» **Task requirements**: Nothing but the lines from the one containing "Output a JSON" through the last line of the data below should be returned, each copied exactly.

» **Supplied data**:
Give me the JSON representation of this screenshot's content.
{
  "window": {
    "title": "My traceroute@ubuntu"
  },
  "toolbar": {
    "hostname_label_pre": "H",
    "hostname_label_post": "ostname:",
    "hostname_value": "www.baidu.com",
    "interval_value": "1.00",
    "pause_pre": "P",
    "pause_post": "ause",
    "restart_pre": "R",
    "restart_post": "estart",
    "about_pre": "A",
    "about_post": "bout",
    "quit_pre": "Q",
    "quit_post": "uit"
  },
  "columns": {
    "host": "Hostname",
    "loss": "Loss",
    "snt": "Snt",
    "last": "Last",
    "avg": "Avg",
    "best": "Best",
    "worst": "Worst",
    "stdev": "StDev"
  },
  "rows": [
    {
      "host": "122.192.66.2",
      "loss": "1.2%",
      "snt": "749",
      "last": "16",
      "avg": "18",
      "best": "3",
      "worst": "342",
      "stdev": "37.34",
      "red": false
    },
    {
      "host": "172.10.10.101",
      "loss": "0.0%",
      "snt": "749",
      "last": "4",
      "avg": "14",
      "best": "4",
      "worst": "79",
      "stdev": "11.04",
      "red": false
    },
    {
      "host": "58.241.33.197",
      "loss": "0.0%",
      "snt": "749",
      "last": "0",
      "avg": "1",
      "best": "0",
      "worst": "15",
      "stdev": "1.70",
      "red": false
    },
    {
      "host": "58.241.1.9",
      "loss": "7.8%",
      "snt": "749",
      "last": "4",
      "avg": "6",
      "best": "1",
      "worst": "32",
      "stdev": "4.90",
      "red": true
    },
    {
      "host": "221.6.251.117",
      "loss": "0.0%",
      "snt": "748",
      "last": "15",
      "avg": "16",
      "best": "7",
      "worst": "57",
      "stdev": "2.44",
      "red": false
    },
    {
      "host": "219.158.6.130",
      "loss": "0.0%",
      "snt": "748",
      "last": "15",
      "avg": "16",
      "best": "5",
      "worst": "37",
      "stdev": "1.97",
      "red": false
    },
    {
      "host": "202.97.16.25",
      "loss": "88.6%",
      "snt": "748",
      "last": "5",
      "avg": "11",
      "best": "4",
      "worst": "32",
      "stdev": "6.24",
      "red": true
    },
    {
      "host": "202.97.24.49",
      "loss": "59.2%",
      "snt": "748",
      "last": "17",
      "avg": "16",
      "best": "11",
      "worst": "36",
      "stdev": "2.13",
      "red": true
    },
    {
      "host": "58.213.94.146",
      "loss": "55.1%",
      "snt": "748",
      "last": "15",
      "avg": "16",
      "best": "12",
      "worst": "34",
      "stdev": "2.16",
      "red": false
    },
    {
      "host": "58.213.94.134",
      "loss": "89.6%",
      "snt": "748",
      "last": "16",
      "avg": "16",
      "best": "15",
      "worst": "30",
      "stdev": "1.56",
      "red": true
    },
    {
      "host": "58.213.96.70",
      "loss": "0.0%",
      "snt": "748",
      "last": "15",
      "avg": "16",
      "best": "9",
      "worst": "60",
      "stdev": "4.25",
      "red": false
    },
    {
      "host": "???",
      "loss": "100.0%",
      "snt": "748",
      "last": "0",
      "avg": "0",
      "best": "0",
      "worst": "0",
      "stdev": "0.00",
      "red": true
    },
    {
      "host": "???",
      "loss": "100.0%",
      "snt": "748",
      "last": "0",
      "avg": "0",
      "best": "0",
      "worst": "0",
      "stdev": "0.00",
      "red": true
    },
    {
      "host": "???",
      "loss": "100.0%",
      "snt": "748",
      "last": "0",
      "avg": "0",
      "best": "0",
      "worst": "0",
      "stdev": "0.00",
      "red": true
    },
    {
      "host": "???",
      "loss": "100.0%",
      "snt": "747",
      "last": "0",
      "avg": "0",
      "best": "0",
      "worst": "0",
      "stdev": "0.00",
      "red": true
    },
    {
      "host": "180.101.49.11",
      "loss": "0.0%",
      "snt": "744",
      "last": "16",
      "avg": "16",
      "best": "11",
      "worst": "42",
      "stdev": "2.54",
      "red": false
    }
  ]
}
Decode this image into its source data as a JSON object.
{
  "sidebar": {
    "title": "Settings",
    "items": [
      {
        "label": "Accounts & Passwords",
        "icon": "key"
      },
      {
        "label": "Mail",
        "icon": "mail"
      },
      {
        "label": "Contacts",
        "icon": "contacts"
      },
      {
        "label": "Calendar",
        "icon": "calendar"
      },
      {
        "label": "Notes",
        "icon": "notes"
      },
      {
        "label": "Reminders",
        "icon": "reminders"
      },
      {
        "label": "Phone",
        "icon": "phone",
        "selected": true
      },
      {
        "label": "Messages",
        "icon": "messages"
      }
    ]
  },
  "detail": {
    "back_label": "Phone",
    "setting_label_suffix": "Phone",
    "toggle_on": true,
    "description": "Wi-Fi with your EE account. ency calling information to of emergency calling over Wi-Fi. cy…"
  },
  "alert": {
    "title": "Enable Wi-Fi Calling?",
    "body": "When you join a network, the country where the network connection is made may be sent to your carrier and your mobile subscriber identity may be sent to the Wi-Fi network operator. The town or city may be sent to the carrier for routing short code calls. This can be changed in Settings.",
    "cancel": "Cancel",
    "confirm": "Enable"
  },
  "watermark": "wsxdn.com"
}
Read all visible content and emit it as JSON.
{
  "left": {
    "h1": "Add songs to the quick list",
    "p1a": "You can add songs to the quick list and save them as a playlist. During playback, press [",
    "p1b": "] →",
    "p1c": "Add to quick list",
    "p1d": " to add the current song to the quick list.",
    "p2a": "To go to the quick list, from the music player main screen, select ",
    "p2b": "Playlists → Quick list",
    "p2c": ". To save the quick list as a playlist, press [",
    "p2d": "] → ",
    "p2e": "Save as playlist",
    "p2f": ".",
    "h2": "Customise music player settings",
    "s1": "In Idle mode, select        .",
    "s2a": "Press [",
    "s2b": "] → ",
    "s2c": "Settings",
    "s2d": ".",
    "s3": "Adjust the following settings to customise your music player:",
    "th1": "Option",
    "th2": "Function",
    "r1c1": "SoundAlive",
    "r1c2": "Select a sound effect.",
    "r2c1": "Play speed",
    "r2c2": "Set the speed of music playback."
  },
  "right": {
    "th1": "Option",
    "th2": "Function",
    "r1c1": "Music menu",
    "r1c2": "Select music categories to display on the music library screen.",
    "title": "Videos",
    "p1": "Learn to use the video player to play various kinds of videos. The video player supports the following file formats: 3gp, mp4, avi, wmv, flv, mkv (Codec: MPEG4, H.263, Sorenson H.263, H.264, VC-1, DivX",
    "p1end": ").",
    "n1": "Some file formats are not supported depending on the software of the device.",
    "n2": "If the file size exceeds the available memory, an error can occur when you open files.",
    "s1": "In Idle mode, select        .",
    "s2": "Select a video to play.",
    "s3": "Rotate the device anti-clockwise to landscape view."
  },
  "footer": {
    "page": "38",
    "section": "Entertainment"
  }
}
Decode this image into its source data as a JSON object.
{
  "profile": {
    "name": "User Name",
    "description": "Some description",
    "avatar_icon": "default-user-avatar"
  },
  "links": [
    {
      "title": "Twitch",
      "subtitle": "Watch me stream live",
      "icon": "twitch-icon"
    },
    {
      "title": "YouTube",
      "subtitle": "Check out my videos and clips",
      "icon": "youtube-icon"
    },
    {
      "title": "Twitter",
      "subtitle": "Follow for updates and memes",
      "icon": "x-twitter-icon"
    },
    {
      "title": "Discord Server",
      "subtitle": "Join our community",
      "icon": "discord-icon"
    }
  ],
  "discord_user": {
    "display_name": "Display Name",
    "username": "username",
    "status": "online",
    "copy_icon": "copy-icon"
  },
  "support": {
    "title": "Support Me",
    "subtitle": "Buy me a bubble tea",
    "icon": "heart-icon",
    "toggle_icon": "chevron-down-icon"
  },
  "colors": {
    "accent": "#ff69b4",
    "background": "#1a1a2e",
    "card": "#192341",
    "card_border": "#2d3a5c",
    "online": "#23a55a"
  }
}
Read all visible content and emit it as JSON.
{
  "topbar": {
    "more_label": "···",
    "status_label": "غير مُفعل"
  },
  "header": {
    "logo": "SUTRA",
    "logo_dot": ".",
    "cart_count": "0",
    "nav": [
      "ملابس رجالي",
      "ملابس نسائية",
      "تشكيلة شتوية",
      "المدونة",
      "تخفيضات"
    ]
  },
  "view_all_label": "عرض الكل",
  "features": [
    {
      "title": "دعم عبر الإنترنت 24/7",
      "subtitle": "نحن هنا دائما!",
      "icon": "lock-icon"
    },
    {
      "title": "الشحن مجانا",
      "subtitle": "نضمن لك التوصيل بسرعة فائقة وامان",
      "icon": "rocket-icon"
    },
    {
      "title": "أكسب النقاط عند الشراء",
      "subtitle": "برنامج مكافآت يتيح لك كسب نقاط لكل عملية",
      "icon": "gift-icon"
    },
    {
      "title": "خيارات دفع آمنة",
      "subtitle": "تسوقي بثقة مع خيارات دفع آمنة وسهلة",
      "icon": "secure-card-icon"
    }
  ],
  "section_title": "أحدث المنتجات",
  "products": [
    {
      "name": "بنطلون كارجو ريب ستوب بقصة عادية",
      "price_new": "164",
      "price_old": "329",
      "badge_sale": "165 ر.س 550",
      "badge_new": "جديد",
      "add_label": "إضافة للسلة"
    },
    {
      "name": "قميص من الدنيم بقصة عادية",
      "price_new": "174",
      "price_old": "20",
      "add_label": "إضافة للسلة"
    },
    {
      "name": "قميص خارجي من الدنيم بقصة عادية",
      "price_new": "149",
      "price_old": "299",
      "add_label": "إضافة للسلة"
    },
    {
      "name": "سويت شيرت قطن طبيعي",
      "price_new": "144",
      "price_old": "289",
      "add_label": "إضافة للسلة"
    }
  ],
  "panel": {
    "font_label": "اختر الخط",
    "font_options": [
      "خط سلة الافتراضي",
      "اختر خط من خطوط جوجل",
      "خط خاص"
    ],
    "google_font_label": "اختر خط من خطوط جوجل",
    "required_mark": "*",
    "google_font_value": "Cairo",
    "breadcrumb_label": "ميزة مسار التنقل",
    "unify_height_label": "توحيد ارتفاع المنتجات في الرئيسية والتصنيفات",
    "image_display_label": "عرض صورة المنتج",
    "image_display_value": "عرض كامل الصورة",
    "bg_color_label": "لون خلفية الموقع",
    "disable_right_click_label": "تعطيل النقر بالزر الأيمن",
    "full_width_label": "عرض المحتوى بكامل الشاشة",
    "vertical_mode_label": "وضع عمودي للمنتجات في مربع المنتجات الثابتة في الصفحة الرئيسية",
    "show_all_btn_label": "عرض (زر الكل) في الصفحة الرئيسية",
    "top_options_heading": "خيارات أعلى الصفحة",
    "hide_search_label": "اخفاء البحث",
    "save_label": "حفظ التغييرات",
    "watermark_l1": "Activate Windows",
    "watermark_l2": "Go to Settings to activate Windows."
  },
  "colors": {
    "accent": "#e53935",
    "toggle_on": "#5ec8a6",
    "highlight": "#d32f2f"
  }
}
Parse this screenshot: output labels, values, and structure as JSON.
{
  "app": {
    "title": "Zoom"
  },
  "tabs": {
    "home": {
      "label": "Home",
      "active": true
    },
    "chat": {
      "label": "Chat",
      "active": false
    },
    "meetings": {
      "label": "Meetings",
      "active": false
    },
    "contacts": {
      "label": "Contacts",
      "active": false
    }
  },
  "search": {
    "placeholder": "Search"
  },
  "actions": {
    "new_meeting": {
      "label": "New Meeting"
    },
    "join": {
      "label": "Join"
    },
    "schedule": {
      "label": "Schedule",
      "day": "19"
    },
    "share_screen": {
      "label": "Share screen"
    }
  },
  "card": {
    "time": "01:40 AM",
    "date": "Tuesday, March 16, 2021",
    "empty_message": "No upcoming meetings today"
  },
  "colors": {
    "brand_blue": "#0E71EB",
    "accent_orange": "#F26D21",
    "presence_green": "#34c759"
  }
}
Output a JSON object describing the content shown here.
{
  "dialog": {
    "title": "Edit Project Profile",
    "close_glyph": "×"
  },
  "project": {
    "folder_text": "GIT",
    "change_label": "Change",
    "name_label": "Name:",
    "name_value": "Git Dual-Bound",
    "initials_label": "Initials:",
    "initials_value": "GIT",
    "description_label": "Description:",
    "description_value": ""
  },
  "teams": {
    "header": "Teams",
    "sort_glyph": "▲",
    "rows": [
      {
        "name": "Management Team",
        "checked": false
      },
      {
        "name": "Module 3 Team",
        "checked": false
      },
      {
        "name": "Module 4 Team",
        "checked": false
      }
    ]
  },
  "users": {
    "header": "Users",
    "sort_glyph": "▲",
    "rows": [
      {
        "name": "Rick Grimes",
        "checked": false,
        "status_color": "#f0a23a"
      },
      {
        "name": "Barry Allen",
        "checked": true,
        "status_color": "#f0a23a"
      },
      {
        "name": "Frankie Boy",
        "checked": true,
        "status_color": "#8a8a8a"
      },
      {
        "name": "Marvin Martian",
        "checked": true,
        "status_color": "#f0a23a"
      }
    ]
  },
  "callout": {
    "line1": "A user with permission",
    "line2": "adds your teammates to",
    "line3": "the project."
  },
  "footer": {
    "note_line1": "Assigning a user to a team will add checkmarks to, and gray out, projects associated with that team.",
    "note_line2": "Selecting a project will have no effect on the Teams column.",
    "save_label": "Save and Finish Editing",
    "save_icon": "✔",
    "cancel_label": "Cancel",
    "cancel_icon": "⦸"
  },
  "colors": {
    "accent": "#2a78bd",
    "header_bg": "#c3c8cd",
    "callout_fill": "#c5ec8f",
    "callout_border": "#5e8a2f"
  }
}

» **Result**:
Output a JSON object describing the content shown here.
{
  "dialog": {
    "title": "Edit Project Profile",
    "close_glyph": "×"
  },
  "project": {
    "folder_text": "GIT",
    "change_label": "Change",
    "name_label": "Name:",
    "name_value": "Git Dual-Bound",
    "initials_label": "Initials:",
    "initials_value": "GIT",
    "description_label": "Description:",
    "description_value": ""
  },
  "teams": {
    "header": "Teams",
    "sort_glyph": "▲",
    "rows": [
      {
        "name": "Management Team",
        "checked": false
      },
      {
        "name": "Module 3 Team",
        "checked": false
      },
      {
        "name": "Module 4 Team",
        "checked": false
      }
    ]
  },
  "users": {
    "header": "Users",
    "sort_glyph": "▲",
    "rows": [
      {
        "name": "Rick Grimes",
        "checked": false,
        "status_color": "#f0a23a"
      },
      {
        "name": "Barry Allen",
        "checked": true,
        "status_color": "#f0a23a"
      },
      {
        "name": "Frankie Boy",
        "checked": true,
        "status_color": "#8a8a8a"
      },
      {
        "name": "Marvin Martian",
        "checked": true,
        "status_color": "#f0a23a"
      }
    ]
  },
  "callout": {
    "line1": "A user with permission",
    "line2": "adds your teammates to",
    "line3": "the project."
  },
  "footer": {
    "note_line1": "Assigning a user to a team will add checkmarks to, and gray out, projects associated with that team.",
    "note_line2": "Selecting a project will have no effect on the Teams column.",
    "save_label": "Save and Finish Editing",
    "save_icon": "✔",
    "cancel_label": "Cancel",
    "cancel_icon": "⦸"
  },
  "colors": {
    "accent": "#2a78bd",
    "header_bg": "#c3c8cd",
    "callout_fill": "#c5ec8f",
    "callout_border": "#5e8a2f"
  }
}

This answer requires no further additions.